The majority of the menu at Hao-Q is devoted to Chinese cuisine, but if you are partial to what I like to call “Vietnamese penicillin” then their Pho will do quite nicely. I especially like the Shrimp Pho served with a flavorful beef broth along with jalapeños, bean sprouts, rice noodles and cabbage. The Pork Vermicelli Bowl is another hearty yet healthy dish with ample flavors and amounts to satiate the hungriest diner. They have a perfect blend of fish oil that they add (I always put on a healthy amount of Sriracha, too) and it makes for a great dish.
The Chinese entrees are always consistent and invariably tasty. The Sesame Chicken is a great example of a dish that can be cloyingly sweet at some restaurants but that is perfectly balanced and tender at Hao-Q. And I’m also a fan of the Beef and Scallops in Sizzling Oyster Sauce. The immediate first-bite rush this dish provides is stellar. It then mellows a bit as it settles on the back of the palate. I’ve ordered this more than once and will be back.

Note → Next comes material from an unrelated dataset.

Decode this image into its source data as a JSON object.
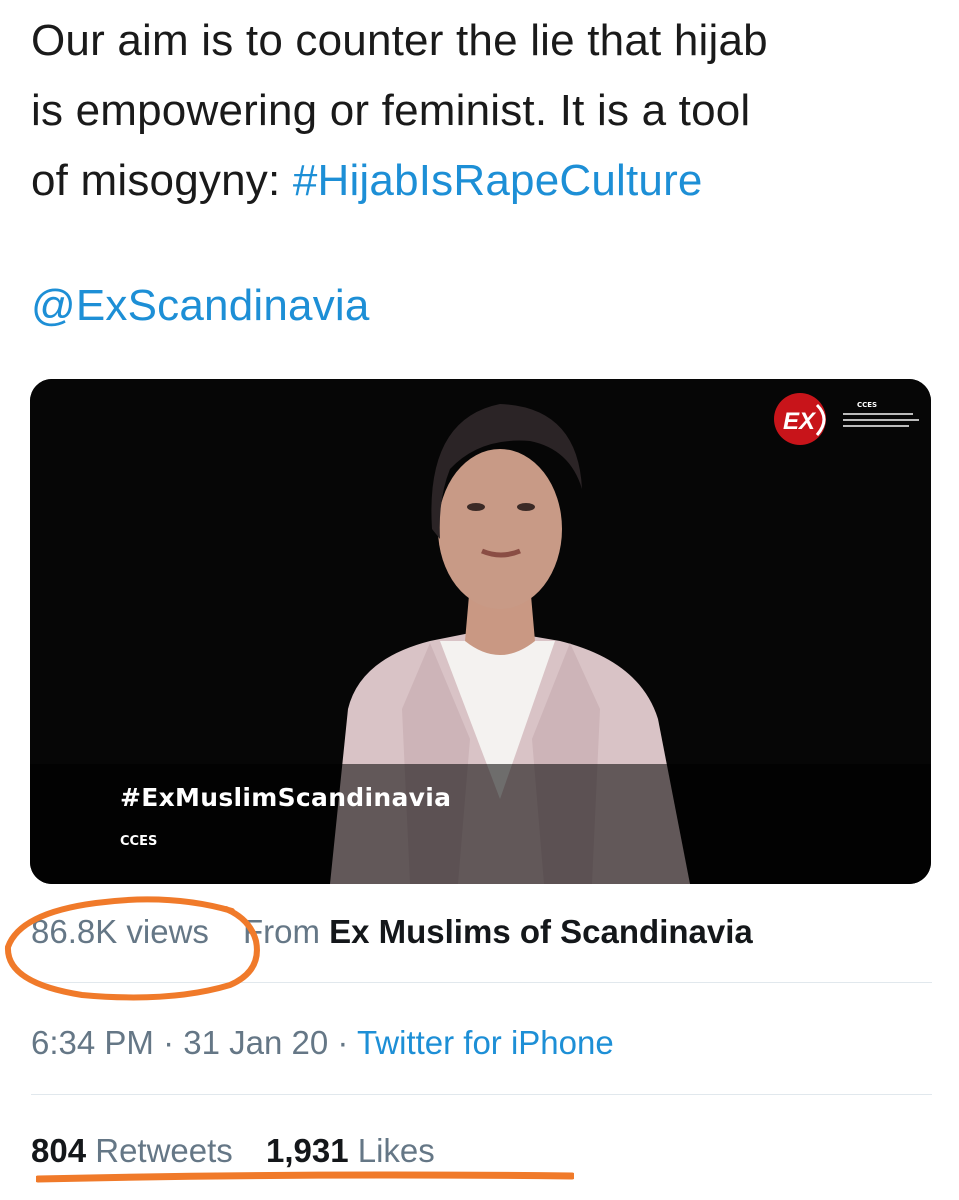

Then we come to my absolute favorite: The Peppery Shrimp. Plump Gulf shrimp are put to the test in Young’s special dry frying method. The result is magical. Vegetables and shrimp blend together in a melange of flavor and texture. Serve over brown rice and you have an absolute must-try.
Finally, I must give props to the Shrimp Egg Foo Young which in essence resembles a Chinese omelet. I love the rich brown sauce that adorns it and the fulsome flavor of the eggs. You won’t see this dish in mainland China nor much in central Texas for that matter, but I highly recommend it!
Hong and Linh, in case you were wondering, are each other’s biggest cheerleaders even though they essentially have competitive operations. So it’s all in the family at Hao-Q and at Hao Hao and all Austin foodies are better off for it!